* [Brief] Without any of the pictures, print every record below exactly.

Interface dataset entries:
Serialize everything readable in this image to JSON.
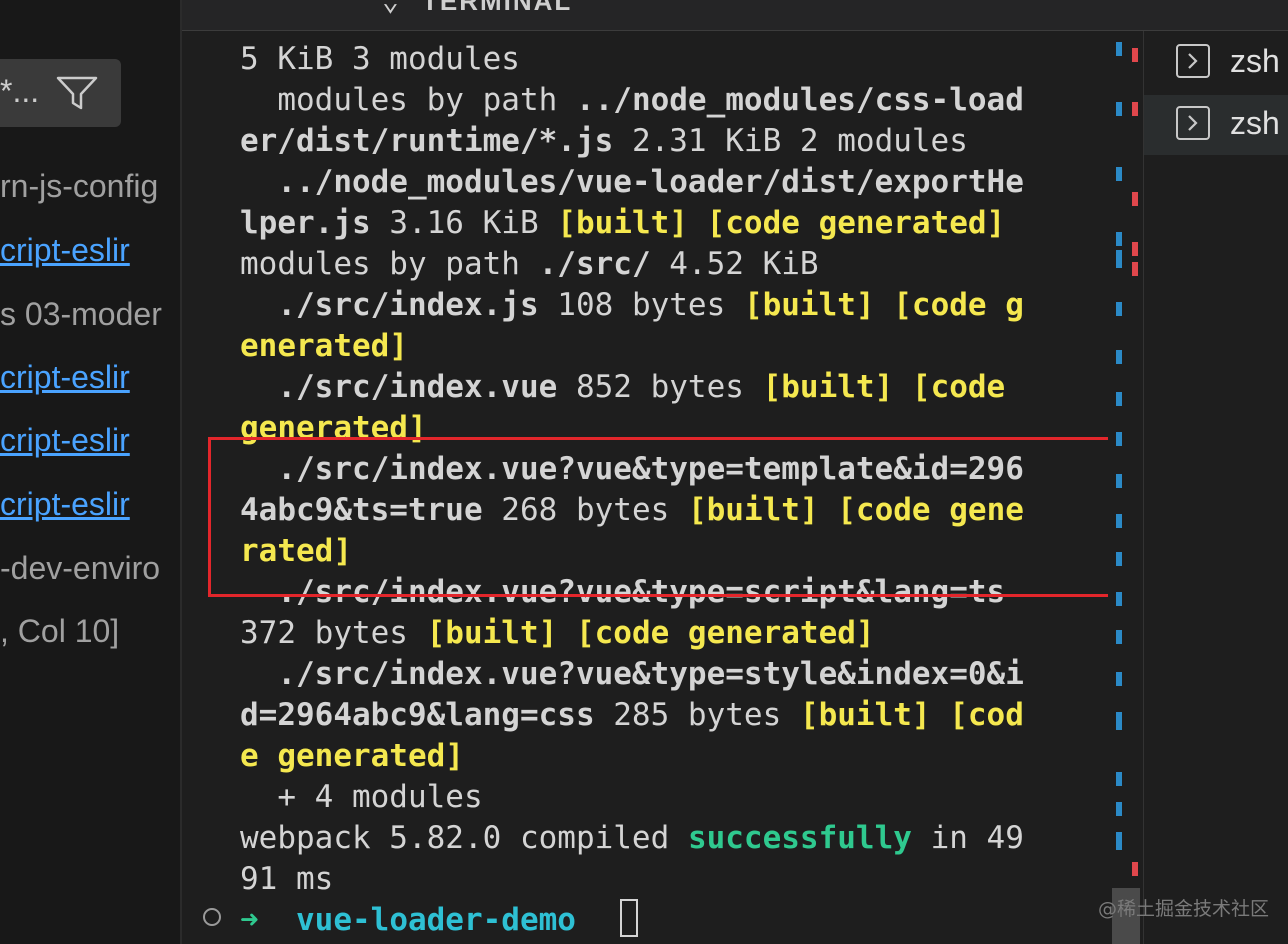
{
  "sidebar": {
    "filter_placeholder": "*...",
    "rows": [
      {
        "text": "rn-js-config",
        "link": false
      },
      {
        "text": "cript-eslir",
        "link": true
      },
      {
        "text": "s  03-moder",
        "link": false
      },
      {
        "text": "cript-eslir",
        "link": true
      },
      {
        "text": "cript-eslir",
        "link": true
      },
      {
        "text": "cript-eslir",
        "link": true
      },
      {
        "text": "-dev-enviro",
        "link": false
      },
      {
        "text": ", Col 10]",
        "link": false
      }
    ]
  },
  "terminal": {
    "header_title": "TERMINAL",
    "lines": [
      [
        {
          "t": "5 KiB 3 modules",
          "c": ""
        }
      ],
      [
        {
          "t": "  modules by path ",
          "c": ""
        },
        {
          "t": "../node_modules/css-load",
          "c": "b"
        }
      ],
      [
        {
          "t": "er/dist/runtime/*.js",
          "c": "b"
        },
        {
          "t": " 2.31 KiB 2 modules",
          "c": ""
        }
      ],
      [
        {
          "t": "  ../node_modules/vue-loader/dist/exportHe",
          "c": "b"
        }
      ],
      [
        {
          "t": "lper.js",
          "c": "b"
        },
        {
          "t": " 3.16 KiB ",
          "c": ""
        },
        {
          "t": "[built] [code generated]",
          "c": "y"
        }
      ],
      [
        {
          "t": "modules by path ",
          "c": ""
        },
        {
          "t": "./src/",
          "c": "b"
        },
        {
          "t": " 4.52 KiB",
          "c": ""
        }
      ],
      [
        {
          "t": "  ./src/index.js",
          "c": "b"
        },
        {
          "t": " 108 bytes ",
          "c": ""
        },
        {
          "t": "[built] [code g",
          "c": "y"
        }
      ],
      [
        {
          "t": "enerated]",
          "c": "y"
        }
      ],
      [
        {
          "t": "  ./src/index.vue",
          "c": "b"
        },
        {
          "t": " 852 bytes ",
          "c": ""
        },
        {
          "t": "[built] [code",
          "c": "y"
        }
      ],
      [
        {
          "t": "generated]",
          "c": "y"
        }
      ],
      [
        {
          "t": "  ./src/index.vue?vue&type=template&id=296",
          "c": "b"
        }
      ],
      [
        {
          "t": "4abc9&ts=true",
          "c": "b"
        },
        {
          "t": " 268 bytes ",
          "c": ""
        },
        {
          "t": "[built] [code gene",
          "c": "y"
        }
      ],
      [
        {
          "t": "rated]",
          "c": "y"
        }
      ],
      [
        {
          "t": "  ./src/index.vue?vue&type=script&lang=ts",
          "c": "b"
        }
      ],
      [
        {
          "t": "372 bytes ",
          "c": ""
        },
        {
          "t": "[built] [code generated]",
          "c": "y"
        }
      ],
      [
        {
          "t": "  ./src/index.vue?vue&type=style&index=0&i",
          "c": "b"
        }
      ],
      [
        {
          "t": "d=2964abc9&lang=css",
          "c": "b"
        },
        {
          "t": " 285 bytes ",
          "c": ""
        },
        {
          "t": "[built] [cod",
          "c": "y"
        }
      ],
      [
        {
          "t": "e generated]",
          "c": "y"
        }
      ],
      [
        {
          "t": "  + 4 modules",
          "c": ""
        }
      ],
      [
        {
          "t": "webpack 5.82.0 compiled ",
          "c": ""
        },
        {
          "t": "successfully",
          "c": "g"
        },
        {
          "t": " in 49",
          "c": ""
        }
      ],
      [
        {
          "t": "91 ms",
          "c": ""
        }
      ]
    ],
    "prompt_arrow": "➜",
    "prompt_dir": "vue-loader-demo"
  },
  "tabs": [
    {
      "label": "zsh",
      "active": false
    },
    {
      "label": "zsh",
      "active": true
    }
  ],
  "watermark": "@稀土掘金技术社区",
  "colors": {
    "highlight_box": "#e3262b",
    "yellow_text": "#f5e84f",
    "success_green": "#2fc98f",
    "prompt_cyan": "#2ec0d4",
    "link_blue": "#4aa3ff"
  }
}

* [Answer section]
Serialize everything readable in this image to JSON.
{
  "sidebar": {
    "filter_placeholder": "*...",
    "rows": [
      {
        "text": "rn-js-config",
        "link": false
      },
      {
        "text": "cript-eslir",
        "link": true
      },
      {
        "text": "s  03-moder",
        "link": false
      },
      {
        "text": "cript-eslir",
        "link": true
      },
      {
        "text": "cript-eslir",
        "link": true
      },
      {
        "text": "cript-eslir",
        "link": true
      },
      {
        "text": "-dev-enviro",
        "link": false
      },
      {
        "text": ", Col 10]",
        "link": false
      }
    ]
  },
  "terminal": {
    "header_title": "TERMINAL",
    "lines": [
      [
        {
          "t": "5 KiB 3 modules",
          "c": ""
        }
      ],
      [
        {
          "t": "  modules by path ",
          "c": ""
        },
        {
          "t": "../node_modules/css-load",
          "c": "b"
        }
      ],
      [
        {
          "t": "er/dist/runtime/*.js",
          "c": "b"
        },
        {
          "t": " 2.31 KiB 2 modules",
          "c": ""
        }
      ],
      [
        {
          "t": "  ../node_modules/vue-loader/dist/exportHe",
          "c": "b"
        }
      ],
      [
        {
          "t": "lper.js",
          "c": "b"
        },
        {
          "t": " 3.16 KiB ",
          "c": ""
        },
        {
          "t": "[built] [code generated]",
          "c": "y"
        }
      ],
      [
        {
          "t": "modules by path ",
          "c": ""
        },
        {
          "t": "./src/",
          "c": "b"
        },
        {
          "t": " 4.52 KiB",
          "c": ""
        }
      ],
      [
        {
          "t": "  ./src/index.js",
          "c": "b"
        },
        {
          "t": " 108 bytes ",
          "c": ""
        },
        {
          "t": "[built] [code g",
          "c": "y"
        }
      ],
      [
        {
          "t": "enerated]",
          "c": "y"
        }
      ],
      [
        {
          "t": "  ./src/index.vue",
          "c": "b"
        },
        {
          "t": " 852 bytes ",
          "c": ""
        },
        {
          "t": "[built] [code",
          "c": "y"
        }
      ],
      [
        {
          "t": "generated]",
          "c": "y"
        }
      ],
      [
        {
          "t": "  ./src/index.vue?vue&type=template&id=296",
          "c": "b"
        }
      ],
      [
        {
          "t": "4abc9&ts=true",
          "c": "b"
        },
        {
          "t": " 268 bytes ",
          "c": ""
        },
        {
          "t": "[built] [code gene",
          "c": "y"
        }
      ],
      [
        {
          "t": "rated]",
          "c": "y"
        }
      ],
      [
        {
          "t": "  ./src/index.vue?vue&type=script&lang=ts",
          "c": "b"
        }
      ],
      [
        {
          "t": "372 bytes ",
          "c": ""
        },
        {
          "t": "[built] [code generated]",
          "c": "y"
        }
      ],
      [
        {
          "t": "  ./src/index.vue?vue&type=style&index=0&i",
          "c": "b"
        }
      ],
      [
        {
          "t": "d=2964abc9&lang=css",
          "c": "b"
        },
        {
          "t": " 285 bytes ",
          "c": ""
        },
        {
          "t": "[built] [cod",
          "c": "y"
        }
      ],
      [
        {
          "t": "e generated]",
          "c": "y"
        }
      ],
      [
        {
          "t": "  + 4 modules",
          "c": ""
        }
      ],
      [
        {
          "t": "webpack 5.82.0 compiled ",
          "c": ""
        },
        {
          "t": "successfully",
          "c": "g"
        },
        {
          "t": " in 49",
          "c": ""
        }
      ],
      [
        {
          "t": "91 ms",
          "c": ""
        }
      ]
    ],
    "prompt_arrow": "➜",
    "prompt_dir": "vue-loader-demo"
  },
  "tabs": [
    {
      "label": "zsh",
      "active": false
    },
    {
      "label": "zsh",
      "active": true
    }
  ],
  "watermark": "@稀土掘金技术社区",
  "colors": {
    "highlight_box": "#e3262b",
    "yellow_text": "#f5e84f",
    "success_green": "#2fc98f",
    "prompt_cyan": "#2ec0d4",
    "link_blue": "#4aa3ff"
  }
}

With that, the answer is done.